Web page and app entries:
★ ★ ★ ★
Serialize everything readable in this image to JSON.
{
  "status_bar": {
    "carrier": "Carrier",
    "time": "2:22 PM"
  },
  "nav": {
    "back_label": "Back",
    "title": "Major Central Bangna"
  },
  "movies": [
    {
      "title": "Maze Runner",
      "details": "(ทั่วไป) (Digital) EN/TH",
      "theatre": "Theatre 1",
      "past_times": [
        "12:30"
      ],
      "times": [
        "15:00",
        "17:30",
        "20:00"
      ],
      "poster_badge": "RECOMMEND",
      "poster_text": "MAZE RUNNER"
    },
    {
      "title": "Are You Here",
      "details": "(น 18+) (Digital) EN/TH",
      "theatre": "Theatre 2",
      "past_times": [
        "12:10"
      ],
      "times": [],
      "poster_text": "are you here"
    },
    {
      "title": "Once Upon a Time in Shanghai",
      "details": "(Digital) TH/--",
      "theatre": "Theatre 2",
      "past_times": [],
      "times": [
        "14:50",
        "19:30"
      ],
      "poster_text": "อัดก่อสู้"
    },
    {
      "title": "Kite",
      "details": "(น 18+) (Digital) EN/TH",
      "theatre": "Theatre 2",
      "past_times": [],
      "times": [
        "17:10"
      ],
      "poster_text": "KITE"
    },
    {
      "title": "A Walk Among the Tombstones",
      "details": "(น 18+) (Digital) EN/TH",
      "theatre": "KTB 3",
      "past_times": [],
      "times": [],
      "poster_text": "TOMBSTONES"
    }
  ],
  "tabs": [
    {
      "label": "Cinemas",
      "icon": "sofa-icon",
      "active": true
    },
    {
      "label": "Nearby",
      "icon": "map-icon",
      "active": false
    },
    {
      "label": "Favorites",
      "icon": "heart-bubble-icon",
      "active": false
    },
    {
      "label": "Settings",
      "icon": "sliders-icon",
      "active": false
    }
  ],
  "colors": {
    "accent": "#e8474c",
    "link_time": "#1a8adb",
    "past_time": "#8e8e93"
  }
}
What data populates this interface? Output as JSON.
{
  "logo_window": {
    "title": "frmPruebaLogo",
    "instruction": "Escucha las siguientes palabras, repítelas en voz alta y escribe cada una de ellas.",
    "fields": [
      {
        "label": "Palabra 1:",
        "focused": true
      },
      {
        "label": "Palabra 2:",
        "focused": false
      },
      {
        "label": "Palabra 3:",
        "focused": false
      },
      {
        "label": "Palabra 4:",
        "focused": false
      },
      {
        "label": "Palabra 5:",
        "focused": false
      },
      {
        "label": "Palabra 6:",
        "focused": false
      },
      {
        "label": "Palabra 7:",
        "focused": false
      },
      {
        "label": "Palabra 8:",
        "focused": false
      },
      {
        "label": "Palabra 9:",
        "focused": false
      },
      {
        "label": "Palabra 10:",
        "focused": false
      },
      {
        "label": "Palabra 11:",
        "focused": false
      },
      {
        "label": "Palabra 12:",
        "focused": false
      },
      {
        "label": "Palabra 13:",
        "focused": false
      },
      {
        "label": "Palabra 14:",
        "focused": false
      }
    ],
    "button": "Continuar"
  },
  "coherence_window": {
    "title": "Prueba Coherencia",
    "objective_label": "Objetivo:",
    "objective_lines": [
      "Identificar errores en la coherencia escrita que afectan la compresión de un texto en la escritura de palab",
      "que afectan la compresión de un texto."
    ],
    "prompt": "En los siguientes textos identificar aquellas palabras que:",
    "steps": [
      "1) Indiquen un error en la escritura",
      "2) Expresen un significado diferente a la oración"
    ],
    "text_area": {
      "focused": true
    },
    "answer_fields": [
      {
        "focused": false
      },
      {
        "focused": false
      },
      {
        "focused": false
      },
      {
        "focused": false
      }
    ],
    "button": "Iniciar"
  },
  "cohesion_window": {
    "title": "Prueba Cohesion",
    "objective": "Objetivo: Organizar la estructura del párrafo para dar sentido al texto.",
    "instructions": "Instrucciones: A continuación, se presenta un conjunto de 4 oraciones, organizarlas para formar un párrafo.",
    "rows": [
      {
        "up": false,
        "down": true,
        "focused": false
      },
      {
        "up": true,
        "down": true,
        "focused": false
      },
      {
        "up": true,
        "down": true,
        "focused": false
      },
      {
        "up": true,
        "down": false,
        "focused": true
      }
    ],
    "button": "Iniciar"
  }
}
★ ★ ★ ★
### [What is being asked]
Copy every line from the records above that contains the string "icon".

### [Solution for this problem]
      "icon": "sofa-icon",
      "icon": "map-icon",
      "icon": "heart-bubble-icon",
      "icon": "sliders-icon",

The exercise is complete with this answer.